In the latest development of the ongoing battle between Google and the EU, regulators are now pressing the company to broaden the so-called “right to be forgotten” by censoring search results worldwide.
Last year, the highest court in Europe ruled that Google and other search engines must let residents of European countries delete links to certain embarrassing information about themselves from search results.
This week, France's data protection unit, CNIL, added that Google must remove links from all of its results pages -- including Google.com in the U.S. -- and not just pages that are geared for European countries.

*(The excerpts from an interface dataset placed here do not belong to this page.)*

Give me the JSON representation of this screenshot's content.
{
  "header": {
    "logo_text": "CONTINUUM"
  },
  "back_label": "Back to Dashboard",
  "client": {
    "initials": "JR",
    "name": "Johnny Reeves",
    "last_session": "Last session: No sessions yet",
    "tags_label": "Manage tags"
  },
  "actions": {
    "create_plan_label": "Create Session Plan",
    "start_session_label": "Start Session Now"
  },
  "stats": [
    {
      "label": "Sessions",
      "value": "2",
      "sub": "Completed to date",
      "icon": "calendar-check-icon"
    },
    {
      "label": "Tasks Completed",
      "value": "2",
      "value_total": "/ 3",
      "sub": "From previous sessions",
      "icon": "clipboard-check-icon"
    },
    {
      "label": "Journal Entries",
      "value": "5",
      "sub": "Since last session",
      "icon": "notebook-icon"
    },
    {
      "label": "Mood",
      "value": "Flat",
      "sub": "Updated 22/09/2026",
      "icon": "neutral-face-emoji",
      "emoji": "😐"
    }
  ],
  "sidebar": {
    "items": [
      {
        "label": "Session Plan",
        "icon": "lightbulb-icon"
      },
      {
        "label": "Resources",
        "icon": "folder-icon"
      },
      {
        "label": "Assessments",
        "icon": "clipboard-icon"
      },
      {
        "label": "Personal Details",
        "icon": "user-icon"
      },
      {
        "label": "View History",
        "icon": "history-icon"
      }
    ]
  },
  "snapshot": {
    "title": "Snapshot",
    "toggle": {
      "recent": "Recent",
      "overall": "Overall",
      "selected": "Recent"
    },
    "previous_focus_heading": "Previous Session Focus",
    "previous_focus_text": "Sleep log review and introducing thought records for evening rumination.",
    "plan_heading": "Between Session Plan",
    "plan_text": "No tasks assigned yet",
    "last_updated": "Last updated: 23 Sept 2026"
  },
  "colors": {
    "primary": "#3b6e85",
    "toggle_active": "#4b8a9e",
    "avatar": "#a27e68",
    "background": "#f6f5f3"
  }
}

The French authorities gave Google 15 days to comply or face the possibility of a $340,000 fine.
Google reportedly intends to fight the French regulators in court.
Last year's ruling empowered residents of Europe to ask Google to remove links to news articles, social media posts, and other material, but the court did not require Google to automatically grant those requests. Instead, Google is tasked with weighing people's rights to privacy against the public interest in the information.
The European court's ruling only affects search engines, and not the original source of the information. In some cases, links to old news articles no longer appear in Google's results pages, but are still available online through sites like BBC.com and TheGuardian.com. Some of those articles referred to matters that certainly seem to be of interest to the public, including a series of Guardian pieces about Dougie McDonald -- a referee who resigned after lying about why he imposed a penalty in a soccer match.
The decision creating the “right to be forgotten” is seen as problematic for many reasons, but the most obvious is that it forces Google to purge truthful information. In America, free speech principles almost always prevent courts from issuing those kinds of censorship orders.
Another concern, noted recently by Boston College law professor Mary Rose Papandrea, is that the ruling leaves private, for-profit companies like Google in the position of making decisions about matters of public policy. If Google and other search engines refuse to take down content, the people who made the request can appeal. But the news organizations that published the original story -- and no longer receive traffic from search engines -- have no recourse.
When Google implemented the right to be forgotten, the company only deleted links from the European versions of its sites, while leaving the results available at Google.com and other URLs used by non-European countries. That move meant that people in the U.S. could still easily access the purged links, while people in Europe could view them by changing the default URL.
If Google agrees to the French regulators' demands, no one anywhere in the world -- including the U.S., where any attempt to create a “right to be forgotten” almost certainly would violate the First Amendment -- will be able to access the deleted links. Google should not give in to that kind of sweeping censorship without a fight.